I thought lawyers usually became criminals after joining the bar but if you are undocumented, you need to try harder.
I know several attorneys who are undocumented but passed the bar and practice in California. Hence, it thoroughly disgusts me that the California state bar has started to act like Immigration and Customs Enforcement and is requiring hard-working undocumented student law graduates for their “papers please.”
Sergio Garcia was brought to this country from Mexico when he was 17 months old by his parents, the Daily Journal (sub. req.) reports in a lengthy article. The state bar only recently began asking applicants about their immigration status, so there apparently are other California lawyers already admitted to practice (the newspaper talked to at least one) who aren’t legal residents of the U.S.
Sponsored by a relative, Garcia says he’s been waiting 17 years for a green card and expects it could be another 15 years before he gets one. Noting that the vetting process is supposed to be about character and fitness to practice, he says “What was my moral duty at 17 months?”
Read more here.

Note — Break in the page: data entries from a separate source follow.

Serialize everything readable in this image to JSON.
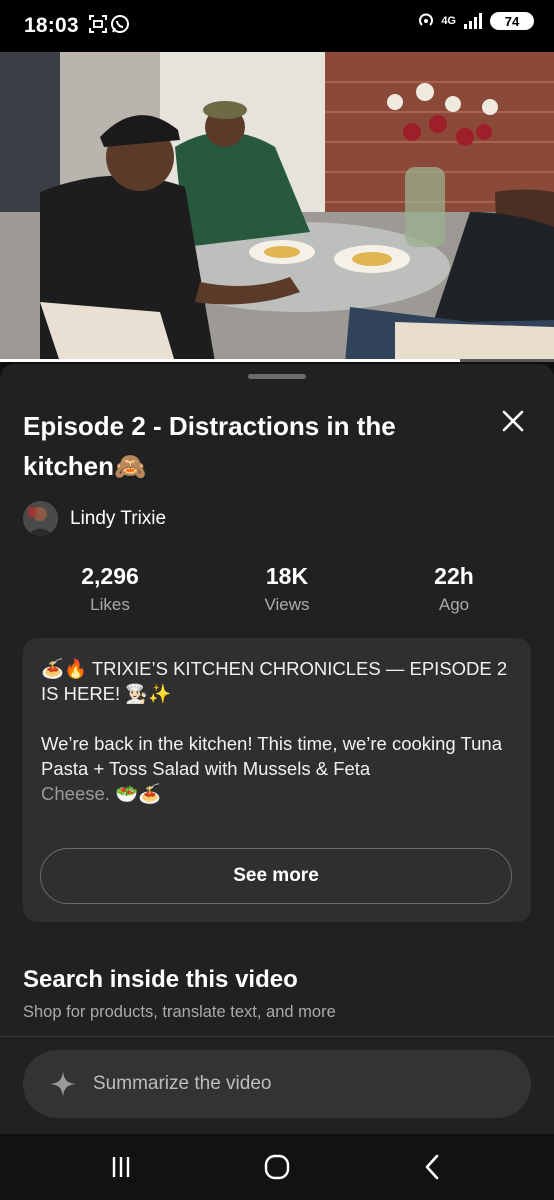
{
  "status_bar": {
    "time": "18:03",
    "network": "4G",
    "battery": "74",
    "icons": [
      "screenshot-icon",
      "whatsapp-icon",
      "hotspot-icon",
      "signal-icon",
      "battery-icon"
    ]
  },
  "video": {
    "progress_fraction": 0.83
  },
  "details": {
    "title": "Episode 2 - Distractions in the kitchen🙈",
    "channel": "Lindy Trixie",
    "stats": [
      {
        "value": "2,296",
        "label": "Likes"
      },
      {
        "value": "18K",
        "label": "Views"
      },
      {
        "value": "22h",
        "label": "Ago"
      }
    ],
    "description": {
      "line1": "🍝🔥 TRIXIE’S KITCHEN CHRONICLES — EPISODE 2 IS HERE! 👩🏻‍🍳✨",
      "line2a": "We’re back in the kitchen! This time, we’re cooking Tuna Pasta + Toss Salad with Mussels & Feta",
      "line2b": "Cheese. 🥗🍝"
    },
    "see_more": "See more"
  },
  "search": {
    "title": "Search inside this video",
    "subtitle": "Shop for products, translate text, and more",
    "summarize": "Summarize the video"
  },
  "colors": {
    "background": "#0f0f0f",
    "sheet": "#212121",
    "card": "#2f2f2f",
    "secondary_text": "#aaaaaa"
  }
}
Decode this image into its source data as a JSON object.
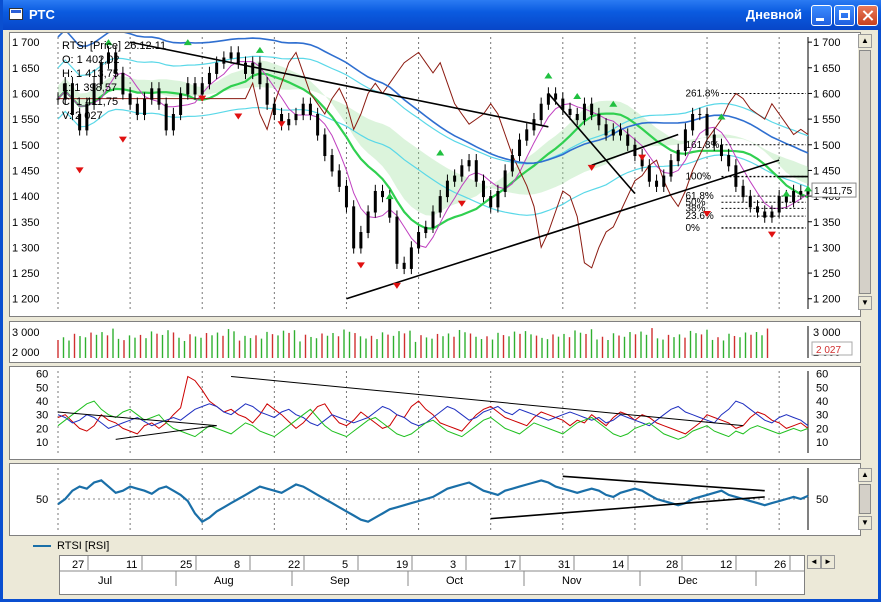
{
  "window": {
    "title": "РТС",
    "period": "Дневной"
  },
  "legend": {
    "rsi": "RTSI [RSI]"
  },
  "chart_data": [
    {
      "type": "candlestick",
      "title": "RTSI [Price] 26.12.11",
      "ohlc": {
        "O": "1 402,02",
        "H": "1 413,75",
        "L": "1 398,57",
        "C": "1 411,75",
        "V": "2 027"
      },
      "ylim": [
        1180,
        1710
      ],
      "yticks": [
        1200,
        1250,
        1300,
        1350,
        1400,
        1450,
        1500,
        1550,
        1600,
        1650,
        1700
      ],
      "ytick_labels": [
        "1 200",
        "1 250",
        "1 300",
        "1 350",
        "1 400",
        "1 450",
        "1 500",
        "1 550",
        "1 600",
        "1 650",
        "1 700"
      ],
      "last_value_label": "1 411,75",
      "last_value": 1411.75,
      "fib_levels": [
        {
          "label": "261.8%",
          "value": 1600
        },
        {
          "label": "161.8%",
          "value": 1500
        },
        {
          "label": "100%",
          "value": 1438
        },
        {
          "label": "61.8%",
          "value": 1400
        },
        {
          "label": "50%",
          "value": 1388
        },
        {
          "label": "38%",
          "value": 1376
        },
        {
          "label": "23.6%",
          "value": 1361
        },
        {
          "label": "0%",
          "value": 1338
        }
      ],
      "closes": [
        1590,
        1620,
        1560,
        1530,
        1580,
        1620,
        1660,
        1680,
        1640,
        1600,
        1580,
        1560,
        1590,
        1610,
        1580,
        1530,
        1560,
        1600,
        1620,
        1600,
        1620,
        1640,
        1660,
        1670,
        1680,
        1660,
        1640,
        1660,
        1620,
        1580,
        1560,
        1540,
        1550,
        1560,
        1580,
        1560,
        1520,
        1480,
        1450,
        1420,
        1380,
        1300,
        1330,
        1370,
        1410,
        1400,
        1360,
        1270,
        1260,
        1300,
        1330,
        1340,
        1370,
        1400,
        1430,
        1440,
        1460,
        1470,
        1430,
        1400,
        1380,
        1410,
        1450,
        1480,
        1510,
        1530,
        1550,
        1580,
        1600,
        1590,
        1570,
        1560,
        1550,
        1580,
        1560,
        1540,
        1520,
        1530,
        1520,
        1500,
        1480,
        1460,
        1430,
        1420,
        1440,
        1470,
        1490,
        1530,
        1560,
        1560,
        1520,
        1500,
        1480,
        1460,
        1420,
        1400,
        1380,
        1370,
        1360,
        1370,
        1400,
        1390,
        1410,
        1405,
        1412
      ],
      "signals": [
        {
          "dir": "up",
          "i": 7,
          "value": 1700
        },
        {
          "dir": "down",
          "i": 3,
          "value": 1450
        },
        {
          "dir": "down",
          "i": 9,
          "value": 1510
        },
        {
          "dir": "up",
          "i": 18,
          "value": 1700
        },
        {
          "dir": "down",
          "i": 20,
          "value": 1590
        },
        {
          "dir": "down",
          "i": 25,
          "value": 1555
        },
        {
          "dir": "down",
          "i": 31,
          "value": 1540
        },
        {
          "dir": "up",
          "i": 28,
          "value": 1685
        },
        {
          "dir": "down",
          "i": 42,
          "value": 1265
        },
        {
          "dir": "up",
          "i": 46,
          "value": 1400
        },
        {
          "dir": "down",
          "i": 47,
          "value": 1225
        },
        {
          "dir": "up",
          "i": 53,
          "value": 1485
        },
        {
          "dir": "down",
          "i": 56,
          "value": 1385
        },
        {
          "dir": "up",
          "i": 68,
          "value": 1635
        },
        {
          "dir": "up",
          "i": 72,
          "value": 1595
        },
        {
          "dir": "down",
          "i": 74,
          "value": 1455
        },
        {
          "dir": "up",
          "i": 77,
          "value": 1580
        },
        {
          "dir": "down",
          "i": 81,
          "value": 1475
        },
        {
          "dir": "down",
          "i": 90,
          "value": 1365
        },
        {
          "dir": "up",
          "i": 92,
          "value": 1555
        },
        {
          "dir": "down",
          "i": 99,
          "value": 1325
        },
        {
          "dir": "up",
          "i": 101,
          "value": 1405
        },
        {
          "dir": "up",
          "i": 104,
          "value": 1415
        }
      ]
    },
    {
      "type": "bar",
      "title": "Volume",
      "yticks": [
        2000,
        3000
      ],
      "ytick_labels": [
        "2 000",
        "3 000"
      ],
      "ylim": [
        1700,
        3300
      ],
      "last_value_label": "2 027",
      "pattern": [
        2600,
        2700,
        2500,
        2800,
        2650,
        2550,
        2750
      ]
    },
    {
      "type": "line",
      "title": "DMI",
      "ylim": [
        2,
        62
      ],
      "yticks": [
        10,
        20,
        30,
        40,
        50,
        60
      ],
      "series": [
        {
          "color": "#CC0000",
          "values": [
            28,
            30,
            25,
            20,
            18,
            22,
            30,
            26,
            24,
            20,
            18,
            16,
            22,
            24,
            20,
            24,
            30,
            35,
            58,
            55,
            48,
            40,
            36,
            32,
            34,
            30,
            28,
            24,
            30,
            38,
            34,
            30,
            25,
            20,
            24,
            30,
            36,
            38,
            30,
            24,
            22,
            26,
            32,
            28,
            24,
            20,
            22,
            30,
            28,
            36,
            40,
            34,
            30,
            24,
            22,
            20,
            18,
            24,
            30,
            34,
            36,
            32,
            28,
            26,
            24,
            22,
            28,
            32,
            30,
            28,
            26,
            22,
            26,
            24,
            30,
            26,
            22,
            28,
            32,
            30,
            26,
            30,
            28,
            24,
            22,
            20,
            18,
            16,
            20,
            24,
            30,
            28,
            26,
            24,
            20,
            22,
            28,
            32,
            30,
            26,
            24,
            20,
            22,
            24,
            20
          ]
        },
        {
          "color": "#2030C0",
          "values": [
            30,
            28,
            24,
            26,
            30,
            28,
            24,
            20,
            22,
            24,
            26,
            28,
            25,
            22,
            24,
            26,
            28,
            26,
            30,
            34,
            36,
            38,
            36,
            32,
            30,
            34,
            38,
            36,
            32,
            30,
            28,
            32,
            34,
            30,
            28,
            24,
            22,
            26,
            30,
            28,
            26,
            24,
            26,
            28,
            32,
            36,
            34,
            30,
            28,
            24,
            22,
            24,
            28,
            32,
            36,
            34,
            30,
            26,
            28,
            32,
            34,
            36,
            32,
            30,
            34,
            32,
            30,
            28,
            26,
            28,
            30,
            32,
            30,
            28,
            26,
            28,
            24,
            26,
            30,
            28,
            26,
            24,
            22,
            26,
            30,
            34,
            36,
            32,
            30,
            28,
            26,
            24,
            30,
            34,
            40,
            38,
            34,
            30,
            26,
            24,
            28,
            30,
            28,
            26,
            22
          ]
        },
        {
          "color": "#20C020",
          "values": [
            22,
            26,
            30,
            34,
            38,
            40,
            34,
            30,
            28,
            32,
            34,
            30,
            26,
            28,
            30,
            24,
            20,
            18,
            16,
            14,
            18,
            22,
            20,
            18,
            16,
            20,
            24,
            22,
            18,
            16,
            14,
            18,
            22,
            26,
            30,
            34,
            28,
            22,
            18,
            16,
            14,
            18,
            22,
            26,
            28,
            24,
            20,
            16,
            14,
            16,
            20,
            24,
            26,
            22,
            18,
            16,
            14,
            18,
            22,
            26,
            28,
            24,
            20,
            18,
            16,
            20,
            24,
            22,
            20,
            18,
            16,
            20,
            24,
            26,
            28,
            24,
            20,
            16,
            14,
            16,
            20,
            22,
            24,
            20,
            16,
            14,
            12,
            14,
            18,
            20,
            22,
            18,
            16,
            14,
            18,
            16,
            20,
            22,
            20,
            18,
            16,
            18,
            20,
            18,
            20
          ]
        }
      ],
      "trendlines": [
        {
          "from": [
            0,
            32
          ],
          "to": [
            22,
            22
          ]
        },
        {
          "from": [
            8,
            12
          ],
          "to": [
            22,
            22
          ]
        },
        {
          "from": [
            24,
            58
          ],
          "to": [
            95,
            22
          ]
        }
      ]
    },
    {
      "type": "line",
      "title": "RTSI [RSI]",
      "ylim": [
        20,
        80
      ],
      "yticks": [
        50
      ],
      "ytick_labels": [
        "50"
      ],
      "series": [
        {
          "name": "RTSI [RSI]",
          "color": "#1A6FA8",
          "values": [
            45,
            50,
            58,
            62,
            60,
            66,
            68,
            62,
            56,
            58,
            62,
            60,
            58,
            55,
            60,
            62,
            58,
            54,
            48,
            36,
            28,
            32,
            38,
            42,
            46,
            50,
            54,
            58,
            62,
            60,
            58,
            56,
            60,
            64,
            62,
            58,
            54,
            50,
            46,
            42,
            38,
            34,
            30,
            28,
            32,
            36,
            40,
            42,
            44,
            46,
            48,
            50,
            52,
            56,
            60,
            62,
            64,
            66,
            62,
            58,
            56,
            54,
            58,
            60,
            62,
            64,
            66,
            68,
            66,
            62,
            60,
            58,
            56,
            58,
            60,
            58,
            54,
            52,
            56,
            58,
            60,
            58,
            54,
            50,
            48,
            46,
            44,
            46,
            50,
            52,
            54,
            56,
            58,
            54,
            52,
            50,
            48,
            46,
            44,
            46,
            48,
            50,
            52,
            50,
            53
          ]
        }
      ],
      "trendlines": [
        {
          "from": [
            60,
            31
          ],
          "to": [
            98,
            52
          ]
        },
        {
          "from": [
            70,
            72
          ],
          "to": [
            98,
            58
          ]
        }
      ]
    }
  ],
  "time_axis": {
    "day_labels": [
      "27",
      "11",
      "25",
      "8",
      "22",
      "5",
      "19",
      "3",
      "17",
      "31",
      "14",
      "28",
      "12",
      "26"
    ],
    "month_labels": [
      "Jul",
      "Aug",
      "Sep",
      "Oct",
      "Nov",
      "Dec"
    ]
  }
}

Let’s be real. This isn’t just a bar on undocumented immigrant lawyers. It’s a bar on people of color lawyers.
I know lawyers who have admitted to using drugs and passed the “character and fitness” test. I know lawyers who have been arrested more than a dozen times and still passed this so-called “character and fitness” test. But I suppose the bar is concerned more with “fraud” and the use of fraudulent documents than real crimes.
I don’t understand how being undocumented can negatively affect the “character and fitness” of the student. If anything, any undocumented immigrant who can get through the highly prohibitive cost of law school and pass the tough bar in the state of California has more character and fitness than the average American can ever fathom. Maybe that is the problem: we are too good for the bar association and they need to up their standards.
What’s more perplexing is that the California State Bar should know that being undocumented is not a permanent immutable condition. Oftentimes, becoming a lawyer or holding an advanced degree is the ticket to becoming legalized through an EB-2 or H-1B visa. A matriculated and undocumented law student graduate is also more likely to gain prosecutorial discretion and legally gain work authorization from DHS without having been admitted to the United States. So placing a bar on undocumented immigrants is highly counter-productive and hateful, making no sense at all.
It’s morally despicable that someone is on trial for being undocumented when this country should be on trial for creating conditions that compel people to come here without papers and then stay here without papers so they are not separated from their loved ones.
I can’t wait to be in front of this panel.